minor problems

table, teapot, plates, candle

Sip, Shuffle, and Grunt: Word Choice Dilemmas

The characters in my novels are a sociable lot. They often discuss things over meals or drinks. That gives them something to do besides talk and furnishes me (the Writer) with opportunities for actions to avoid the dreaded “talking heads.”

It also brings up a few minor conundrums that are perfect examples of Writer’s Brain at Work. As I create these scenes of conviviality, I often struggle with word choices. There aren’t enough useful words for certain actions, and a bewildering abundance for others. They have to be ordinary words, not flashy ones that would draw too much attention to minor actions.

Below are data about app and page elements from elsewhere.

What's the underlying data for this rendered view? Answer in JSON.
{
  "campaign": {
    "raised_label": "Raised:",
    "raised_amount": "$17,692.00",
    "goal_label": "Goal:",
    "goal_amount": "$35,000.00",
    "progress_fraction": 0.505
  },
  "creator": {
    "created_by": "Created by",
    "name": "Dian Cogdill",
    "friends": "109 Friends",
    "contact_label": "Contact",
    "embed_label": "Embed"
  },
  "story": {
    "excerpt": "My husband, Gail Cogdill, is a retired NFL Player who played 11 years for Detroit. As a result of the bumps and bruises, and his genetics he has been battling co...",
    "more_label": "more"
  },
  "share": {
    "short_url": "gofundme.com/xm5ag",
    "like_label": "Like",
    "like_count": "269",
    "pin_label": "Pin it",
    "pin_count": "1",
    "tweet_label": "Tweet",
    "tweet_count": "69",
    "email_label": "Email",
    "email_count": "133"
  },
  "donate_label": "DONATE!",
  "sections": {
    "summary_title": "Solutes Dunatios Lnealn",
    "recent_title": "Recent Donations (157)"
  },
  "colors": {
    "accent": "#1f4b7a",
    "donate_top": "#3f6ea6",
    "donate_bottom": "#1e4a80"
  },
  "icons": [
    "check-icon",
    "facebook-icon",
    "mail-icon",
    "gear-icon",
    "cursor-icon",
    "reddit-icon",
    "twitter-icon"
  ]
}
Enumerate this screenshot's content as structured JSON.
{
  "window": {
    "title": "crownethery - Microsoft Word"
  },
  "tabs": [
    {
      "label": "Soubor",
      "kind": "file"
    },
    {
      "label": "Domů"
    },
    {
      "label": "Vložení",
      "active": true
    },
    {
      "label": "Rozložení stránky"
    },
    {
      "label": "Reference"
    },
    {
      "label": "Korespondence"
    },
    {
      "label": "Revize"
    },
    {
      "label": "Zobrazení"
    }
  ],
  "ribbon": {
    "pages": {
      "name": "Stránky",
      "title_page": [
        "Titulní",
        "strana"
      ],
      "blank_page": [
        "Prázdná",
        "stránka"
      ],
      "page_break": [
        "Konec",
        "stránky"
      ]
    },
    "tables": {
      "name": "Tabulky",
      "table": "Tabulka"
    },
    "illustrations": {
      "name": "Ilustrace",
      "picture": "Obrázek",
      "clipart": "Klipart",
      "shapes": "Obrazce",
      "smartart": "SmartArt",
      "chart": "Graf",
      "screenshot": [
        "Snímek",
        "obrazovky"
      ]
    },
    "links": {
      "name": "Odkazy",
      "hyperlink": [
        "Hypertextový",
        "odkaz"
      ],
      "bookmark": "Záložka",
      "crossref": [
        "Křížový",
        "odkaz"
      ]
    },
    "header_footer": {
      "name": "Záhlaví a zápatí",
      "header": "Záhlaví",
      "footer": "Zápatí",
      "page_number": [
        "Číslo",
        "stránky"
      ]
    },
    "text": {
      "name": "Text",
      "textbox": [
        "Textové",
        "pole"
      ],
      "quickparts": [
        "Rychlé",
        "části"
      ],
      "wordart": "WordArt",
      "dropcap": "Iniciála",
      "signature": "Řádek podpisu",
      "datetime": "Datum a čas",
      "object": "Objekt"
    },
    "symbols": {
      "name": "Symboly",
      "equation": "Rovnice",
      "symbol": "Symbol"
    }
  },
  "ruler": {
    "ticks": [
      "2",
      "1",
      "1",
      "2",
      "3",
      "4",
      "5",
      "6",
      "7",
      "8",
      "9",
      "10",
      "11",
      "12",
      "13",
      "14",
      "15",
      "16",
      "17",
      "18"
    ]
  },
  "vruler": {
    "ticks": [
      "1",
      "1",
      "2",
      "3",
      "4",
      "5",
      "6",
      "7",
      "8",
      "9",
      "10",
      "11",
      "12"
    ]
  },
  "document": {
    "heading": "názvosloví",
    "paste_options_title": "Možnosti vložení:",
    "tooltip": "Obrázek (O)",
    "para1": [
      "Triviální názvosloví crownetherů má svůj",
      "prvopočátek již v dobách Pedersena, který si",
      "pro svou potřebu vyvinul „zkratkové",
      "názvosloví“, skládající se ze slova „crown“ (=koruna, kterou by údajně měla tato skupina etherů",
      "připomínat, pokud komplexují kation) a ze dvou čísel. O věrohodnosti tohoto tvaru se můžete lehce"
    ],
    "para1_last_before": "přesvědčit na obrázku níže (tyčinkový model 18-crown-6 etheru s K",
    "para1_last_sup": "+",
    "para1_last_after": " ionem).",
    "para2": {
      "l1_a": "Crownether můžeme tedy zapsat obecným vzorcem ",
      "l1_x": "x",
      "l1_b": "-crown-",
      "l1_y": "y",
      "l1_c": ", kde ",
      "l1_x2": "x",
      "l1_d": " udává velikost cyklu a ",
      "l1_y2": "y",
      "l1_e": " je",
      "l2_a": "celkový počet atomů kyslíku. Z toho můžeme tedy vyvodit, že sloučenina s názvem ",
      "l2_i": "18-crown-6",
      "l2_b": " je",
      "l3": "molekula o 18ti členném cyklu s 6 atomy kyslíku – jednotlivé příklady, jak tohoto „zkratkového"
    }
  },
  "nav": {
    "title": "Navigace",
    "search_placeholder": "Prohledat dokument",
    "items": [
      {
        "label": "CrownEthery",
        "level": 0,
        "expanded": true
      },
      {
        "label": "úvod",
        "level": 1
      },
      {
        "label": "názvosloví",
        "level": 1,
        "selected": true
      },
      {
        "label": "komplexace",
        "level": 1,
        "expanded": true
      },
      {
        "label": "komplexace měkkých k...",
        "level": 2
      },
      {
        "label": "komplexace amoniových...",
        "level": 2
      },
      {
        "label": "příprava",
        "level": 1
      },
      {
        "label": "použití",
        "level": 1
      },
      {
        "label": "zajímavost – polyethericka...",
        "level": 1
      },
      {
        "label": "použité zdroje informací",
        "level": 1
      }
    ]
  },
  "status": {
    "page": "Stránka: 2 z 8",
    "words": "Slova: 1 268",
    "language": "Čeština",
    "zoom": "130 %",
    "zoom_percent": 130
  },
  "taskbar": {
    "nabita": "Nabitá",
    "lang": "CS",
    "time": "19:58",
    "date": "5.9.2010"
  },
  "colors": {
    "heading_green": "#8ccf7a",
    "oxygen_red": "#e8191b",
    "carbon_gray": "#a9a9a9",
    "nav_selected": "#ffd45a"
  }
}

Drinking, for example. The word used to describe taking in liquid has to fit the situation and the beverage. Whether it’s water, tea, coffee, beer, wine, or spirits, the choices are pretty much limited to the following: sip, drink, or gulp (including the variations involving “take,” as in: took a sip/drink/gulp). Context determines which word is most appropriate. Extremes are easier than ordinary situations. If someone is gulping whisky or vodka, there should be a reason. A character who has reached water after a thirsty slog through a desert isn’t likely to stop at sipping. I wish there was a verb other than “drink” for situations where “sip” is too prissy and “gulp” too vulgar. Synonyms such as “imbibe” or “quaff” are pretentious and awkward. Other words, such as slurp, swig, or guzzle, are wonderful but limited.

Then there’s the problem of how to convey something we all do while talking, a nonverbal sound that indicates mild disapproval of what has just been said. It’s sometimes rendered as “Hmph.” Verbs include the following: snort, grunt, or huff. Which to use depends on the character; for some, snorting or grunting is entirely appropriate, but I can’t bring myself to apply these words to characters who simply wouldn’t do that. “Huff” is pretty much the only choice for them, along with the aforementioned “Hmph,” or “made a disapproving sound,” which is clunky. There’s also “harrumph,” but it’s another one that’s okay for an older man but not for a nice young lady or mannerly middle-aged woman. “Sniff,” on the other hand, might just work. Whichever of them is used, I suspect it should not be treated as a dialogue tag, but as a discrete action.

Along with imbibing liquids and chewing food, characters make gestures while talking. Cutlery is useful in these situations; I’ve had characters make rhetorical gestures with forks, tap spoons to emphasize a point, or even hold knives as though wanting to use them as weapons. But sometimes a person just waves a hand, and that’s where I have a problem. Should they wave a hand, or his (her) hand? The latter, as in “Bob waved his hand,” to me always sounds like Bob has only one such appendage. Okay, so how about “Bob waved his right hand”? That implies that there’s a left to go with it, but also puts unnecessary emphasis on “right.” After going around this mulberry bush a few times, I settle on “a hand,” and berate myself for overthinking. Whose hand but his own would Bob wave, after all? (I’m almost embarrassed to admit how much mental energy I’ve expended on this non-problem.)

Characters move around all the time. There are many action verbs. But sometimes, the movement from point A to point B doesn’t call for a splashy verb, such as “leap,” “saunter,” or “shuffle.” Sometimes “walk” is just fine, as in “I walked to work in the rain.” Most days, an ordinary person wouldn’t amble, strut, or stride to work. Even the modest word that is the past tense of “go,” i.e., “went,” has a place. “On Thursday, Bob went to the hospital for surgery.” An expressive word is unnecessary here, unless the way Bob got to the hospital is the point of the sentence, not the fact that he’s going to have surgery. So why make the poor guy hobble, trot, or saunter? All right, that’s enough!

Photo by Skitterphoto on Pexels.com

To sum up, whatever word is chosen for an action, it should suit the situation and the character. A modest, plain word may be le mot juste, so don’t let anyone tell you otherwise.

What about you, fellow writers? Do you ever dither over word choices? Do you ever overthink them?

Featured image by JamesDeMers from Pixabay